Looking back to the monster gaming rig sitting on the stage at ECGC 2011, and Tony Tamasi saying that there will always be a market for the enthusiast PC gamer, the idea of smartphones and tablets actually eclipsing the PC sector just seems a little farfetched.

  • amk-aka-Phantom
    Looking back to the monster gaming rig sitting on the stage at ECGC 2011, and Tony Tamasi saying that there will always be a market for the enthusiast PC gamer, the idea of smartphones and tablets actually eclipsing the PC sector just seems a little farfetched.

    Thank you. Just "a little"? Lol.

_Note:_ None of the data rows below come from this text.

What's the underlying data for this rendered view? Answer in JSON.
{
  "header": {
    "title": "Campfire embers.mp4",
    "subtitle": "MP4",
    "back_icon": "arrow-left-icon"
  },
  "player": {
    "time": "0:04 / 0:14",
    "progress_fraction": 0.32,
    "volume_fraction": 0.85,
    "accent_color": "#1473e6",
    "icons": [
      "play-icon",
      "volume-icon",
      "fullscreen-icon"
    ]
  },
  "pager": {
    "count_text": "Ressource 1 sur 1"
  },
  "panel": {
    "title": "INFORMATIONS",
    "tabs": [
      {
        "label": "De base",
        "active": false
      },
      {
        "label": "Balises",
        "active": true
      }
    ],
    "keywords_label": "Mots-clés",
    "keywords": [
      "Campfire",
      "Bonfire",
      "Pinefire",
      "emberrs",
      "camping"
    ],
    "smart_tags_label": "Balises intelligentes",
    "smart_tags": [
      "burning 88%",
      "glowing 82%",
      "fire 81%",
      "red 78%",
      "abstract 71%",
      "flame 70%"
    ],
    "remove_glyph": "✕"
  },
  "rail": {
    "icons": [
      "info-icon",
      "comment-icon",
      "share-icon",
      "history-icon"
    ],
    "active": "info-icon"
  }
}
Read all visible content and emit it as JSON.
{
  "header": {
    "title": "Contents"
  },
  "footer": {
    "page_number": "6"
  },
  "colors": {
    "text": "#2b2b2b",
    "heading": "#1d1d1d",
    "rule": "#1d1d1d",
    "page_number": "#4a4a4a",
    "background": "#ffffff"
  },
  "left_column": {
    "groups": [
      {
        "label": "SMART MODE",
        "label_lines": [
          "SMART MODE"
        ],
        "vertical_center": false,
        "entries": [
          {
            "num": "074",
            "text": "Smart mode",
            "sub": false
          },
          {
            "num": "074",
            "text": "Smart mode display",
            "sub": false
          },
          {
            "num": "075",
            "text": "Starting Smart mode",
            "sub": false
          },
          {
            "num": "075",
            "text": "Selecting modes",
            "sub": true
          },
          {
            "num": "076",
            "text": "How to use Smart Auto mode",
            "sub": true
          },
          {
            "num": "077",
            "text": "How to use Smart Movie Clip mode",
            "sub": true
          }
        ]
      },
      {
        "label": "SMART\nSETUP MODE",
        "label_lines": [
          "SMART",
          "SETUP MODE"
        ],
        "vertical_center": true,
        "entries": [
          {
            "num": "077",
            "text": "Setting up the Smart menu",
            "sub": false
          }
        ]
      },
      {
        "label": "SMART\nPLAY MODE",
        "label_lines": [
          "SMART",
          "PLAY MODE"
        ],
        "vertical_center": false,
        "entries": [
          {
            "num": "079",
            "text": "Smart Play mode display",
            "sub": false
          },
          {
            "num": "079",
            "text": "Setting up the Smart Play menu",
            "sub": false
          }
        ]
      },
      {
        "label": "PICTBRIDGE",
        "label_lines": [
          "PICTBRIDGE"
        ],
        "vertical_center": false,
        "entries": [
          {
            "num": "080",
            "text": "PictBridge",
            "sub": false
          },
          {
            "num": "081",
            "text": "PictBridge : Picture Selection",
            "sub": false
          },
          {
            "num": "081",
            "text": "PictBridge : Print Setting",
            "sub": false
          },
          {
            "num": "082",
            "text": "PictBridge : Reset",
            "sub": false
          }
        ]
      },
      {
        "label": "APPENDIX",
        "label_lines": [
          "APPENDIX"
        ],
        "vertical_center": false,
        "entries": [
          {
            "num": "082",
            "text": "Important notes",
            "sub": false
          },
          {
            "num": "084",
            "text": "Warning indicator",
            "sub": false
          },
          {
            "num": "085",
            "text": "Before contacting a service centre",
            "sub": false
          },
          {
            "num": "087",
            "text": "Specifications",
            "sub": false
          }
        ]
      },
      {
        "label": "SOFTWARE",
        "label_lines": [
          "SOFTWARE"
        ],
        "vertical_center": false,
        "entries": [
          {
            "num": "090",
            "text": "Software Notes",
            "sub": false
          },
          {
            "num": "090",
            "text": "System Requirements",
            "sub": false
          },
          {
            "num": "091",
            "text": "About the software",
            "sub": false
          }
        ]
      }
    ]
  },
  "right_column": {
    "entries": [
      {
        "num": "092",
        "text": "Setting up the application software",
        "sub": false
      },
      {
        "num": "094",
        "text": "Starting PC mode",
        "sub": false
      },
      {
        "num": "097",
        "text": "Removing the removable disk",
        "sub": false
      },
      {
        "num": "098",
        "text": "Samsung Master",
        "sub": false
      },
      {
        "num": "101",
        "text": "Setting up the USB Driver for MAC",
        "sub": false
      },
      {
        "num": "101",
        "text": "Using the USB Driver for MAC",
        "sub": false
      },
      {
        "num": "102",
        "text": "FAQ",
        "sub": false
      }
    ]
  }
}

    As long as nVidia and AMD keep making kick-ass GPUs, I'm fine - branch out to tablets and phones all you like.
    Reply
  • silverblue
    It IS a little far-fetched. The real estate and available power supply inside a PC affords you access to technology that simply will not fit inside a tablet without cutting it right down, and if things get smaller, who's to say they won't pack more inside the PC? Sure, PCs are still centred around an archaic layout, but more and more people are using uITX and mATX boards, newer breeds of CPU (and APU) are cutting down on motherboard complexity, and the number of ports, most of which you WILL use at some point, is getting larger. Some tablets don't even have room for expansion. Tablets also cost more than a decent HTPC which, albeit not mobile, will outclass the tablet in every area except power usage.
    Reply
  • atikkur
    PC today is so powerful than say 10 years ago.. but still far from the dreaming of virtual realism gaming. So please keep the cpu and gpu inovates, PC wont end soon.
    Reply
  • nforce4max
    The pc will be around for a long time to come and those that disagree don't have the vision to see that. At least another 20 years before it really begins to die off.
    Reply
  • Gamer-girl
    Nvidia is always looking for a greener future (both environmentally and economically)
    Reply
  • silverblue
    LOL. Greener future? Fermi wasn't exactly meeting the environmental nor economical targets that NVIDIA might have set itself. GT110 is a major improvement, though.
    Reply
  • sunflier
    greghomecough * AMD FUsion * cough * Intel's IGPs are leaping real quick * cough*Um, r u ok? Sounds like you need a cough drop or something.
    Reply
  • silverblue
    NVIDIA face a very tough fight in the lower end of the market. Intel have more than half the IGP market thanks to HD Graphics but AMD's Bobcat and Llano have better graphics and are selling very well. NVIDIA cannot directly compete in this area as they don't own a x86 licence. Even if they were to go with an ARM-based APU, it's not going to happen overnight.

    There will still be lots of people wanting low-to-mid discrete offerings with their CPUs, but it's a trend that is starting to wane and NVIDIA risk being forced out of the most lucrative segment of the market (as do a good number of graphics card producing firms, sadly).
    Reply
  • amk-aka-Phantom
    cough * AMD FUsion * cough * Intel's IGPs are leaping real quick * cough*

    Oh, for hell's sake, can everyone STOP talking about Fusion? It's USELESS! If you're not a gamer, Intel IGP is enough for everything - YouTube, HD videos, Aero... Fusion just takes it up on a new level that is not enough to run games properly but is overkill for an average consumer, so it's not needed.
    Reply
  • alikum
    amk-aka-phantomOh, for hell's sake, can everyone STOP talking about Fusion? It's USELESS! If you're not a gamer, Intel IGP is enough for everything - YouTube, HD videos, Aero... Fusion just takes it up on a new level that is not enough to run games properly but is overkill for an average consumer, so it's not needed.Think laptops, think portable. They DO need the graphics muscles in some instances. Not everyone needs to play games maxed out.
    Moreover, the Fusion you see today is just the beginning.
    Reply